Task statement> Would you please write out the records below exactly as they appear?

======== Material to process ========

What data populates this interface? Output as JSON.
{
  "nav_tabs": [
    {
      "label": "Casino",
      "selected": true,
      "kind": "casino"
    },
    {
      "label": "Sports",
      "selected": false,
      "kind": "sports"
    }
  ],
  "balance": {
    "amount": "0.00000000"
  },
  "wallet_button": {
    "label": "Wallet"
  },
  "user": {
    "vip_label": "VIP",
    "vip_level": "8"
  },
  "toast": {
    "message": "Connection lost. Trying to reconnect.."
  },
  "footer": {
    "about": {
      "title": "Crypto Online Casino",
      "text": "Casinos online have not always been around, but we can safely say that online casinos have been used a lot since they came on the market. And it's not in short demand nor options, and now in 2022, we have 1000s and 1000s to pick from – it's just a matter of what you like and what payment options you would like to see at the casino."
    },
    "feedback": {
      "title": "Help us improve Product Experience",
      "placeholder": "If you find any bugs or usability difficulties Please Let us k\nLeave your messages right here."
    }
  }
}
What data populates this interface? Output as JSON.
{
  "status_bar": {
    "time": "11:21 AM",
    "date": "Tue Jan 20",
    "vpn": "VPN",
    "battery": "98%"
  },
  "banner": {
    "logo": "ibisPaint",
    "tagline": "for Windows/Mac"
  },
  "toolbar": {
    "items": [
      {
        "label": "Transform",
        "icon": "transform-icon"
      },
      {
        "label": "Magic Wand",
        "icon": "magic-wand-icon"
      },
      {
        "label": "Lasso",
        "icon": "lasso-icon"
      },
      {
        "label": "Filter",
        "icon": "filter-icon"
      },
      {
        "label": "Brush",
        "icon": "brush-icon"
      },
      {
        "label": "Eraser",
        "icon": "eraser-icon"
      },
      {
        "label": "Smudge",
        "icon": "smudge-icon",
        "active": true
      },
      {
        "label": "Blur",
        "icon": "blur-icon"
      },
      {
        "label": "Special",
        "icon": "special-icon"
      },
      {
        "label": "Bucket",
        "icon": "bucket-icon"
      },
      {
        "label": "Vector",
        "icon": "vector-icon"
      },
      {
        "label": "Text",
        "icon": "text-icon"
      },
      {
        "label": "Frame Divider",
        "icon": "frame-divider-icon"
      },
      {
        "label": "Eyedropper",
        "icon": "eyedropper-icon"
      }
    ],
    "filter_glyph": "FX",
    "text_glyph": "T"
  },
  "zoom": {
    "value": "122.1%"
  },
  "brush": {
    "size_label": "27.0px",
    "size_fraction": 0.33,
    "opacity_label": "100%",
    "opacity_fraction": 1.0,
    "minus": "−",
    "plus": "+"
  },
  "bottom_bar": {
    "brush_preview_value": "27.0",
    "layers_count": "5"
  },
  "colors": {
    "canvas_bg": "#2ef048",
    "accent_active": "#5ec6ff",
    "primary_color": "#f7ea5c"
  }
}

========

Written reply>
What data populates this interface? Output as JSON.
{
  "nav_tabs": [
    {
      "label": "Casino",
      "selected": true,
      "kind": "casino"
    },
    {
      "label": "Sports",
      "selected": false,
      "kind": "sports"
    }
  ],
  "balance": {
    "amount": "0.00000000"
  },
  "wallet_button": {
    "label": "Wallet"
  },
  "user": {
    "vip_label": "VIP",
    "vip_level": "8"
  },
  "toast": {
    "message": "Connection lost. Trying to reconnect.."
  },
  "footer": {
    "about": {
      "title": "Crypto Online Casino",
      "text": "Casinos online have not always been around, but we can safely say that online casinos have been used a lot since they came on the market. And it's not in short demand nor options, and now in 2022, we have 1000s and 1000s to pick from – it's just a matter of what you like and what payment options you would like to see at the casino."
    },
    "feedback": {
      "title": "Help us improve Product Experience",
      "placeholder": "If you find any bugs or usability difficulties Please Let us k\nLeave your messages right here."
    }
  }
}
What data populates this interface? Output as JSON.
{
  "status_bar": {
    "time": "11:21 AM",
    "date": "Tue Jan 20",
    "vpn": "VPN",
    "battery": "98%"
  },
  "banner": {
    "logo": "ibisPaint",
    "tagline": "for Windows/Mac"
  },
  "toolbar": {
    "items": [
      {
        "label": "Transform",
        "icon": "transform-icon"
      },
      {
        "label": "Magic Wand",
        "icon": "magic-wand-icon"
      },
      {
        "label": "Lasso",
        "icon": "lasso-icon"
      },
      {
        "label": "Filter",
        "icon": "filter-icon"
      },
      {
        "label": "Brush",
        "icon": "brush-icon"
      },
      {
        "label": "Eraser",
        "icon": "eraser-icon"
      },
      {
        "label": "Smudge",
        "icon": "smudge-icon",
        "active": true
      },
      {
        "label": "Blur",
        "icon": "blur-icon"
      },
      {
        "label": "Special",
        "icon": "special-icon"
      },
      {
        "label": "Bucket",
        "icon": "bucket-icon"
      },
      {
        "label": "Vector",
        "icon": "vector-icon"
      },
      {
        "label": "Text",
        "icon": "text-icon"
      },
      {
        "label": "Frame Divider",
        "icon": "frame-divider-icon"
      },
      {
        "label": "Eyedropper",
        "icon": "eyedropper-icon"
      }
    ],
    "filter_glyph": "FX",
    "text_glyph": "T"
  },
  "zoom": {
    "value": "122.1%"
  },
  "brush": {
    "size_label": "27.0px",
    "size_fraction": 0.33,
    "opacity_label": "100%",
    "opacity_fraction": 1.0,
    "minus": "−",
    "plus": "+"
  },
  "bottom_bar": {
    "brush_preview_value": "27.0",
    "layers_count": "5"
  },
  "colors": {
    "canvas_bg": "#2ef048",
    "accent_active": "#5ec6ff",
    "primary_color": "#f7ea5c"
  }
}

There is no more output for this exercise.